There are academic situations in which it would be inappropriate for the student to have access to the parsed forms information, but for which the professor might allow simple meanings. For this situation a modification has been made producing a program called MEANINGS for each host. This is a version that is crippled to output ONLY MEANINGS, no parsing of the word. It is hard-coded so there is no way to output the case/tense, as opposed to the option in WORDS that allows the temporary suppression of this information. It does allow the display of the dictionary form, which seems to be appropriate and allowed for the intended use. If anyone requires a version that supresses the dictionary form, let me know.


The source program is in Ada and very system independent. While I just have compiled executables for the PC, it should be possible to rehost the program on any machine with an Ada compiler. Some have requested the Ada source code for this purpose and there is now a fairly simple set of files that should allow this. Beside PCs, it has been put on DEC, SUN and SGI systems, at least. For developers and for porting, or anyone interested in using parts of WORDS, copy the WORDS system source, code, data, and tools. This is freely available without restriction.


The Net interactive version of WORDS is at Notre Dame.

John White has produced a commercial PC program, Blitz Latin, using the WORDS dictionary but goes further and translates sentences, not just separate words.

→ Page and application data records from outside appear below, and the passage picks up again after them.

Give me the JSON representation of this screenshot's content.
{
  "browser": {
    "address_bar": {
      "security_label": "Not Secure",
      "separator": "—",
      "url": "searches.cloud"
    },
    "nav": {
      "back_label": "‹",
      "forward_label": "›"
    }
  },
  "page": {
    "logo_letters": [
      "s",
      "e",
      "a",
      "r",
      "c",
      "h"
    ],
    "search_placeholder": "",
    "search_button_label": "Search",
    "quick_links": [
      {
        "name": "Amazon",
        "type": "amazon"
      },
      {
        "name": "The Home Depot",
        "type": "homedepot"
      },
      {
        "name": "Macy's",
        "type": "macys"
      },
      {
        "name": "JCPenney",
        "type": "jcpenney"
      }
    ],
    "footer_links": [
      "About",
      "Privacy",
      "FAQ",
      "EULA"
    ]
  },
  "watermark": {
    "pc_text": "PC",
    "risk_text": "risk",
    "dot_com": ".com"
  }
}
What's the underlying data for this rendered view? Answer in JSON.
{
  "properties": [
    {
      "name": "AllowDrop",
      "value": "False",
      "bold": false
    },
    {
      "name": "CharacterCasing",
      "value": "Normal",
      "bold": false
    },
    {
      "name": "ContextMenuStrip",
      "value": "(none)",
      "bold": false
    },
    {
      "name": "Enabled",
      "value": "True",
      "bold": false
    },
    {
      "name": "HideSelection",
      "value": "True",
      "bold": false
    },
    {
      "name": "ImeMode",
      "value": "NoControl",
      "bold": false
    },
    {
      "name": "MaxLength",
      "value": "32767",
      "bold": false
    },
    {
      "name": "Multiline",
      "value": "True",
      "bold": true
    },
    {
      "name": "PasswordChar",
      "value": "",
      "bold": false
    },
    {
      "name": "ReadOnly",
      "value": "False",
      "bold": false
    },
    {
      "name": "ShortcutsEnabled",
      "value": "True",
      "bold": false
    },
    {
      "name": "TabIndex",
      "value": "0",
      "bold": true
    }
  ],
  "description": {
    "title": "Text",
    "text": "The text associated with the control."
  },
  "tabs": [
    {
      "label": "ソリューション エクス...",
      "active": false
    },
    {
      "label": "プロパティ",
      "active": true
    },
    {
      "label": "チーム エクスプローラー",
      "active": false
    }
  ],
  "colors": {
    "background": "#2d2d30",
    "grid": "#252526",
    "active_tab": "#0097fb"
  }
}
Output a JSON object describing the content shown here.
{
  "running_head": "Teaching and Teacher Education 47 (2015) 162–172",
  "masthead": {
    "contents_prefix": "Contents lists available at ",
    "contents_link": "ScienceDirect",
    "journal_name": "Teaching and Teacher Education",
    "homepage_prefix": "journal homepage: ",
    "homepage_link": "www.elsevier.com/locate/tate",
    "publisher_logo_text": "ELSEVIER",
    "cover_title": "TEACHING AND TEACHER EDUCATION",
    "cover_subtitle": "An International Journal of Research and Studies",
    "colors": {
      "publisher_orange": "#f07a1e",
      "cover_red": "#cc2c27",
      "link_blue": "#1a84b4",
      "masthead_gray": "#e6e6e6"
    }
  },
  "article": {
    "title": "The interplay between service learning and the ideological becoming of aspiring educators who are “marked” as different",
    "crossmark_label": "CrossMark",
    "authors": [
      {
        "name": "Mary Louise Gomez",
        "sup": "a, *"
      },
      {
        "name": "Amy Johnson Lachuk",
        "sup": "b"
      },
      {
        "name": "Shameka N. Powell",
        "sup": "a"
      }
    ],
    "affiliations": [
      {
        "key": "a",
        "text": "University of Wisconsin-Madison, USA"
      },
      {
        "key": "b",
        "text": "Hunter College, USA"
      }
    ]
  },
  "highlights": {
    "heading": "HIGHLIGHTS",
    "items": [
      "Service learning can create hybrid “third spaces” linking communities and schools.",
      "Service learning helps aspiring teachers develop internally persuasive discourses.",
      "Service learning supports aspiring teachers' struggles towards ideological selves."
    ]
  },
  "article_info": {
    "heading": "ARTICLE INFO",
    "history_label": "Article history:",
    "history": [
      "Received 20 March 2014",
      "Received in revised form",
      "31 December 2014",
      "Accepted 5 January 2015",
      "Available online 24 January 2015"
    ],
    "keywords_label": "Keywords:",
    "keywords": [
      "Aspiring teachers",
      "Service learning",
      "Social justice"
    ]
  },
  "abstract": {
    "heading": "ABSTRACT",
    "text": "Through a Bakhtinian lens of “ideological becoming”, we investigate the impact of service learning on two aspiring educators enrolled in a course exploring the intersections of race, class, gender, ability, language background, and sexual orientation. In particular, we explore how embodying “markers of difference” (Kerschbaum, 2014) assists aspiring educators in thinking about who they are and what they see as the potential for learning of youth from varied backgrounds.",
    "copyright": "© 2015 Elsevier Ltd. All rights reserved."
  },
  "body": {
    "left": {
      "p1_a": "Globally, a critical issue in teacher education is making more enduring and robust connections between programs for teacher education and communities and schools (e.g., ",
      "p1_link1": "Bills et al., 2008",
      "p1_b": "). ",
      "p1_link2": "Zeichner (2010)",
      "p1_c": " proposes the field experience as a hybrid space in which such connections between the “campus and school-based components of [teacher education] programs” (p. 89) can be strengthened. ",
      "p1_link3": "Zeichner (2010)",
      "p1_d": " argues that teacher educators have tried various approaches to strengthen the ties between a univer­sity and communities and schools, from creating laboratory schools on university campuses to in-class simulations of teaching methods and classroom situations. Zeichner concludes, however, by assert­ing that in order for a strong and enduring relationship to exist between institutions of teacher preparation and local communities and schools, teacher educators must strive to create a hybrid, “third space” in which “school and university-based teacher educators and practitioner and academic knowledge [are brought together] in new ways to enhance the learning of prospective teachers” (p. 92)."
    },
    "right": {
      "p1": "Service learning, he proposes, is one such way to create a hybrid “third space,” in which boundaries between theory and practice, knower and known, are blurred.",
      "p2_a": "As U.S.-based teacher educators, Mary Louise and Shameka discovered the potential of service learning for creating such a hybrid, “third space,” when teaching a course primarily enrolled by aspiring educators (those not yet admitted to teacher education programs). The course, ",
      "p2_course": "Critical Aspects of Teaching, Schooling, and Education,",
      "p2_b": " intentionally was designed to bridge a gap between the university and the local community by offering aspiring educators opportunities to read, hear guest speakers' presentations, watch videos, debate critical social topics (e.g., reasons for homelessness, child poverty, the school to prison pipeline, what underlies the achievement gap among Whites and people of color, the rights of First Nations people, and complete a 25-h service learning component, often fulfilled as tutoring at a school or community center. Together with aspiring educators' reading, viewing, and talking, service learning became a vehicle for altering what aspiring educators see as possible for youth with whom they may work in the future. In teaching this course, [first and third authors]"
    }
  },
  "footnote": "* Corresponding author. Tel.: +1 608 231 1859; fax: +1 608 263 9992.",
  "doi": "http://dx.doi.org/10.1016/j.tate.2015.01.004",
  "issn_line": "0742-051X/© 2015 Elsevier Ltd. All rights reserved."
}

Roger Pearse has written a commercial Windows program QuickLatin. This also uses the Words dictionary and algorithms and includes logic to help with understanding clauses and sentences, and not just individual words.

Perry Rapp is developing Verba, a local dictionary program to translate single words from Latin to English, from Spanish to English, or from English to Spanish, and also markup texts in html. It uses the WORDS data files for the Latin option.

Mike Polis has a Tcl/Tk program called Glossator using the WORDS dictionary, but not the program. This should work on the MAC, as well as Windows 95 and Linux.

Michael Cumming has used WORDS output in constructing his Caesar Machine.

There is a Bible site developed by Joel Peter Anderson using WORDS to process the Vulgate. At this website you can call up a Vulgate passage. When it comes up, each line of text is a link to the words.exe at Notre Dame. Clicking the link brings up your output in a new window.

Some WORDS output was used for Latin fables by Dainis Zeps.

An entirely independent downloadable program with similiar goals to WORDS, but translating to French, can be found at Collatinus

A downloadable MAC lexicon (no forms) by Matt Neuburg using Peter N Lewis' ObiWan, based on 15600 entry Cassell's dictionary.

Another MAC program, including several languages, is available from Andrew Lindesay in New Zealand.

An almost impossible problem is covered admirably in Abbreviations in Latin Inscriptions by Tom Elliott.

The competition to WORDS is the Perseus net look-up based on Lewis and Short's Latin Dictionary, Latin-to-English and English-to-Latin.